And how would they iden­tify that wrong­ness? By look­ing out­side the for­mal pro­cess, and check­ing if the path that the moral “self-im­prove­ment” is tak­ing is plau­si­ble, and doesn’t lead to ob­vi­ously ter­rible out­comes.

So, to pick one ex­am­ple from Wei Dai (similar ex­am­ples can be found in this post on self-de­cep­tion, and in the “Se­na­tor Cruz” sec­tion of Scott Alexan­der’s “de­bate ques­tions” post):

I’m en­vi­sion­ing that in the fu­ture there will also be sys­tems where you can in­put any con­clu­sion that you want to ar­gue (in­clud­ing moral con­clu­sions) and the tar­get au­di­ence, and the sys­tem will give you the most con­vinc­ing ar­gu­ments for it. At that point peo­ple won’t be able to par­ti­ci­pate in any on­line (or offline for that mat­ter) dis­cus­sions with­out risk­ing their ob­ject-level val­ues be­ing hi­jacked.
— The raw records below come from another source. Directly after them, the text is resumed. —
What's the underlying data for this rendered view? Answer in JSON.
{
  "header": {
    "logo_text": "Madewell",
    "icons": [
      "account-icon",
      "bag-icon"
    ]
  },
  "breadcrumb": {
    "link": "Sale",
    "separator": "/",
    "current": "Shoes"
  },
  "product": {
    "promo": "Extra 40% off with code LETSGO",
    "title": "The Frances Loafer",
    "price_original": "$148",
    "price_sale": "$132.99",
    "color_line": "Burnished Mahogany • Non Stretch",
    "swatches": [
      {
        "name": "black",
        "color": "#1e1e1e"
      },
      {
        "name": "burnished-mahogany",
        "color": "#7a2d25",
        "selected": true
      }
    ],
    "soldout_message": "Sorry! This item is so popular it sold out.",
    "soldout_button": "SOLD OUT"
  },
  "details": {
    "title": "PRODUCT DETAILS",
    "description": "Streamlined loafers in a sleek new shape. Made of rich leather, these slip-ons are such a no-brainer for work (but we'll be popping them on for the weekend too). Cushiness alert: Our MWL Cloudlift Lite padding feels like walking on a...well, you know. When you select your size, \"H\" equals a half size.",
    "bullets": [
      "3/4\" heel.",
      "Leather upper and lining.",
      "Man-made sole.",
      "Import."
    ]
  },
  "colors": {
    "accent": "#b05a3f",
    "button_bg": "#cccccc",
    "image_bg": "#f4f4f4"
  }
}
If the moral re­al­ist ap­proach in­cluded get­ting into con­ver­sa­tions with such sys­tems and thus get­ting ran­domly sub­verted, then the moral re­al­ists I know would agree that the ap­proach had failed, no mat­ter how in­ter­nally con­sis­tent it seems. Thus, they al­low, in prac­tice, some con­sid­er­a­tions akin to Ar­gu­ment A: where the moral pro­cess ends up (or at least the path that it takes) can af­fect their be­lief that the moral re­al­ist con­clu­sion is cor­rect.

So moral re­al­ists, in prac­tice, do have con­di­tional meta-prefer­ences that can over­ride their moral re­al­ist sys­tem. In­deed, most moral re­al­ists don’t have a fully-de­signed sys­tem yet, but have a rough overview of what they want, with some de­tails they ex­pect to fill in later; from the per­spec­tive of here and now, they have some prefer­ences, some strong meta-prefer­ences (on how the sys­tem should work) and some con­di­tional meta-prefer­ences (on how the de­sign of the sys­tem should work, con­di­tional on cer­tain facts or ar­gu­ments they will learn later).
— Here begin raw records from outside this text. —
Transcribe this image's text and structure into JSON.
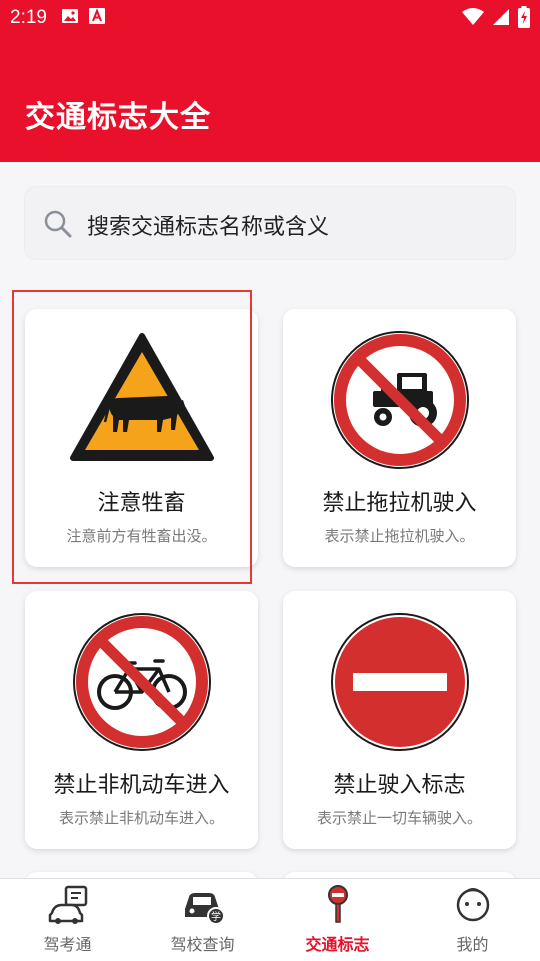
{
  "status_bar": {
    "time": "2:19",
    "icons": [
      "image-icon",
      "text-a-icon",
      "wifi-icon",
      "signal-icon",
      "battery-charging-icon"
    ]
  },
  "app_bar": {
    "title": "交通标志大全"
  },
  "search": {
    "placeholder": "搜索交通标志名称或含义"
  },
  "cards": [
    {
      "title": "注意牲畜",
      "desc": "注意前方有牲畜出没。",
      "icon": "livestock-warning-icon"
    },
    {
      "title": "禁止拖拉机驶入",
      "desc": "表示禁止拖拉机驶入。",
      "icon": "no-tractor-icon"
    },
    {
      "title": "禁止非机动车进入",
      "desc": "表示禁止非机动车进入。",
      "icon": "no-bicycle-icon"
    },
    {
      "title": "禁止驶入标志",
      "desc": "表示禁止一切车辆驶入。",
      "icon": "no-entry-icon"
    }
  ],
  "bottom_nav": [
    {
      "label": "驾考通",
      "icon": "driving-test-icon",
      "active": false
    },
    {
      "label": "驾校查询",
      "icon": "driving-school-icon",
      "active": false
    },
    {
      "label": "交通标志",
      "icon": "traffic-sign-icon",
      "active": true
    },
    {
      "label": "我的",
      "icon": "profile-icon",
      "active": false
    }
  ],
  "colors": {
    "primary": "#e8102a",
    "warning_yellow": "#f5a31a",
    "prohibition_red": "#d32f2f"
  }
}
Mo­ral anti-re­al­ists look like moral realists

Enough pick­ing on moral re­al­ists; let’s look now at moral anti-re­al­ists, which is rel­a­tively easy for me as I’m one of them. Sup­pose I was to in­ves­ti­gate an area of moral­ity that I haven’t in­ves­ti­gated be­fore; say, poli­ti­cal the­ory of jus­tice.

Then, I would ex­pect that as I in­ves­ti­gated this area, I would start to de­velop bet­ter cat­e­gories than what I have now, with crisper and more prin­ci­pled bound­aries. I would ex­pect to meet ar­gu­ments that would change how I feel and what I value in these ar­eas. I would ap­ply sim­plic­ity ar­gu­ments to make more el­e­gant the hodge­podge of half-baked ideas that I cur­rently have in that area.
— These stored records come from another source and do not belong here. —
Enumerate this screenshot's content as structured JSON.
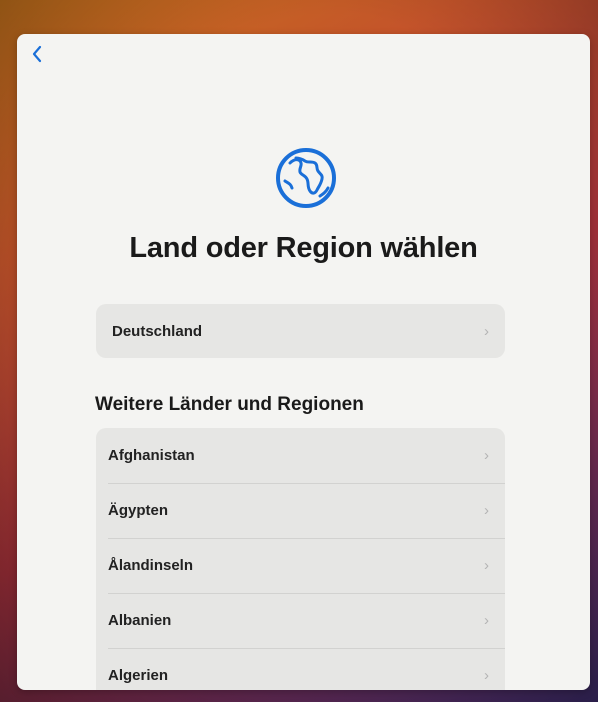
{
  "navigation": {
    "back_icon": "chevron-left-icon"
  },
  "header": {
    "icon": "globe-icon",
    "title": "Land oder Region wählen"
  },
  "current_region": {
    "label": "Deutschland"
  },
  "other_regions": {
    "title": "Weitere Länder und Regionen",
    "items": [
      {
        "label": "Afghanistan"
      },
      {
        "label": "Ägypten"
      },
      {
        "label": "Ålandinseln"
      },
      {
        "label": "Albanien"
      },
      {
        "label": "Algerien"
      }
    ]
  },
  "colors": {
    "accent": "#1a6fd8",
    "panel": "#f4f4f2",
    "row": "#e6e6e4"
  }
}
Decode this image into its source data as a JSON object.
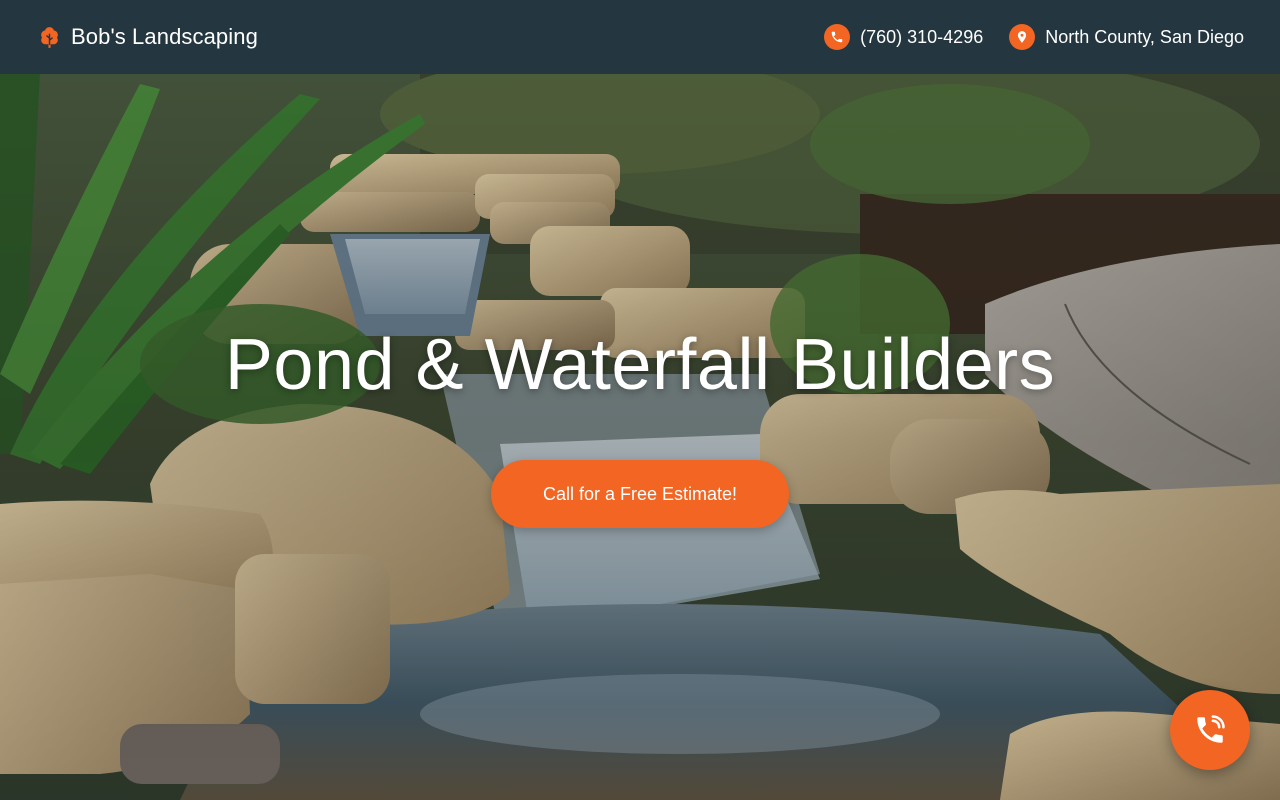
{
  "header": {
    "brand_name": "Bob's Landscaping",
    "brand_icon": "tree-icon",
    "phone": "(760) 310-4296",
    "phone_icon": "phone-icon",
    "location": "North County, San Diego",
    "location_icon": "map-pin-icon"
  },
  "hero": {
    "title": "Pond & Waterfall Builders",
    "cta_label": "Call for a Free Estimate!",
    "background": "garden-waterfall-photo"
  },
  "floating_call": {
    "icon": "phone-call-icon"
  },
  "colors": {
    "header_bg": "#243640",
    "accent": "#f26522",
    "text": "#ffffff"
  }
}
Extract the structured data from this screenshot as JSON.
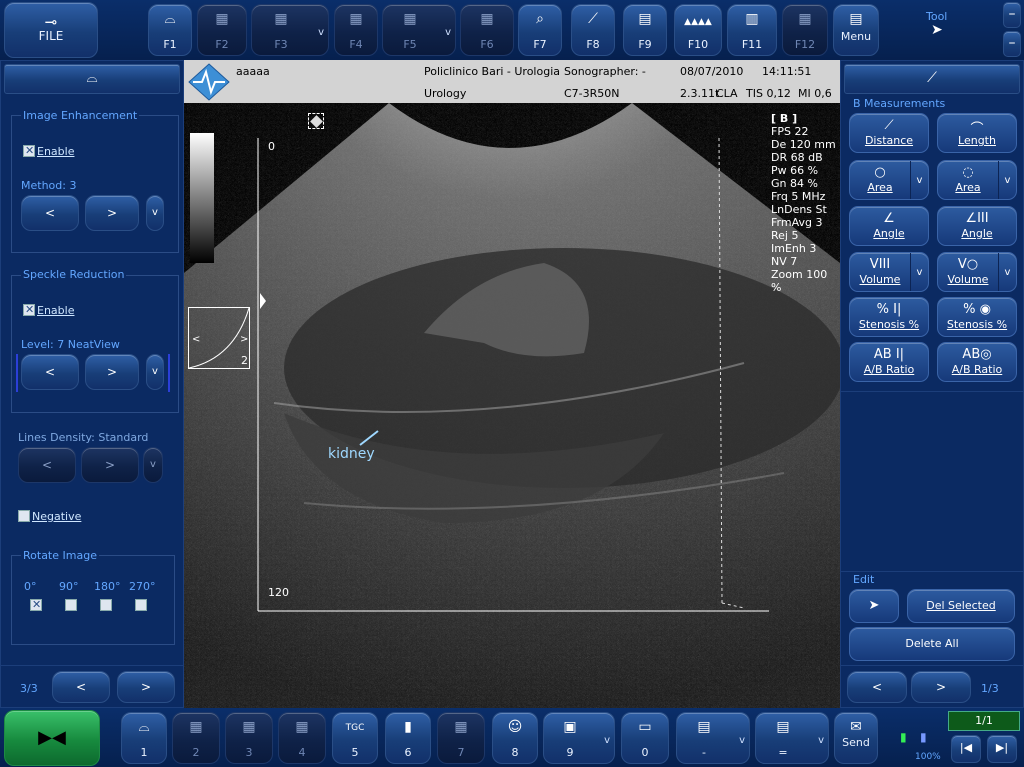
{
  "top_toolbar": {
    "file_label": "FILE",
    "f1_label": "F1",
    "f2_label": "F2",
    "f3_label": "F3",
    "f4_label": "F4",
    "f5_label": "F5",
    "f6_label": "F6",
    "f7_label": "F7",
    "f8_label": "F8",
    "f9_label": "F9",
    "f10_label": "F10",
    "f11_label": "F11",
    "f12_label": "F12",
    "menu_label": "Menu",
    "tool_label": "Tool",
    "dropdown_glyph": "v"
  },
  "info_bar": {
    "patient_name": "aaaaa",
    "hospital": "Policlinico Bari - Urologia",
    "department": "Urology",
    "sonographer": "Sonographer: -",
    "probe": "C7-3R50N",
    "date": "08/07/2010",
    "time": "14:11:51",
    "version": "2.3.11t",
    "preset": "CLA",
    "tis": "TIS 0,12",
    "mi": "MI 0,6"
  },
  "left_panel": {
    "image_enhancement": {
      "title": "Image Enhancement",
      "enable_label": "Enable",
      "method_label": "Method: 3"
    },
    "speckle_reduction": {
      "title": "Speckle Reduction",
      "enable_label": "Enable",
      "level_label": "Level: 7 NeatView"
    },
    "lines_density_label": "Lines Density: Standard",
    "negative_label": "Negative",
    "rotate_image": {
      "title": "Rotate Image",
      "options": [
        "0°",
        "90°",
        "180°",
        "270°"
      ]
    },
    "page": "3/3",
    "prev_glyph": "<",
    "next_glyph": ">",
    "dropdown_glyph": "v"
  },
  "image_overlay": {
    "depth_top": "0",
    "depth_bottom": "120",
    "gray_map_number": "2",
    "annotation": "kidney",
    "params": [
      "[ B ]",
      "FPS  22",
      "De  120 mm",
      "DR  68 dB",
      "Pw  66 %",
      "Gn  84 %",
      "Frq  5 MHz",
      "LnDens  St",
      "FrmAvg  3",
      "Rej  5",
      "ImEnh  3",
      "NV  7",
      "Zoom  100 %"
    ]
  },
  "right_panel": {
    "section_title": "B Measurements",
    "buttons": {
      "distance": "Distance",
      "length": "Length",
      "area1": "Area",
      "area2": "Area",
      "angle1": "Angle",
      "angle2": "Angle",
      "volume1": "Volume",
      "volume2": "Volume",
      "stenosis1": "Stenosis %",
      "stenosis2": "Stenosis %",
      "ab1": "A/B Ratio",
      "ab2": "A/B Ratio"
    },
    "edit_title": "Edit",
    "del_selected": "Del Selected",
    "delete_all": "Delete All",
    "page": "1/3",
    "prev_glyph": "<",
    "next_glyph": ">",
    "dropdown_glyph": "v"
  },
  "bottom_toolbar": {
    "b1": "1",
    "b2": "2",
    "b3": "3",
    "b4": "4",
    "b5": "5",
    "tgc": "TGC",
    "b6": "6",
    "b7": "7",
    "b8": "8",
    "b9": "9",
    "b0": "0",
    "minus": "-",
    "equals": "=",
    "send": "Send",
    "battery": "100%",
    "counter": "1/1",
    "dropdown_glyph": "v"
  }
}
In short, I would ex­pect to en­gage in moral learn­ing. Which is a pe­cu­liar thing for a moral anti-re­al­ist to ex­pect...

The first-or­der similarity

So, to gen­er­al­ise a bit across the two cat­e­gories:

  1. Mo­ral re­al­ists are will­ing to ques­tion the truth of their sys­tems based on facts about the world that should for­mally be ir­rele­vant to that truth, and use their own pri­vate judge­ment in these cases.

  2. Mo­ral anti-re­al­ists are will­ing to en­gage in some­thing that looks like moral learn­ing.

Note that the jus­tifi­ca­tions of the two points of view are differ­ent—the moral re­al­ist can point to moral un­cer­tainty, the moral anti-re­al­ist to per­sonal prefer­ences for a more con­sis­tent sys­tem. And the long-term per­spec­tives are differ­ent: the moral re­al­ist ex­pects that their pro­cess will likely con­verge to some­thing with fan­tas­tic prop­er­ties, the moral anti-re­al­ist thinks it likely that the de­gree of moral learn­ing is sharply limited, only a few “iter­a­tions” be­yond their cur­rent moral­ity.

Still, in prac­tice, and to a short-term, first-or­der ap­prox­i­ma­tion, moral re­al­ists and moral-anti re­al­ists seem very similar. Which is prob­a­bly why they can con­tinue to have con­ver­sa­tions and de­bates that are not im­me­di­ately pointless.

  1. I apol­o­gise for my sim­plis­tic un­der­stand­ing and defi­ni­tions of moral re­al­ism. How­ever, my par­tial ex­pe­rience in this field has been enough to con­vince me that there are many in­com­pat­i­ble defi­ni­tion of moral re­al­ism, and many ar­gu­ments about them, so it’s not clear there is a sin­gle sim­ple thing to un­der­stand. So I’ve tried to define is very roughly, enough so that the gist of this post makes sense. ↩︎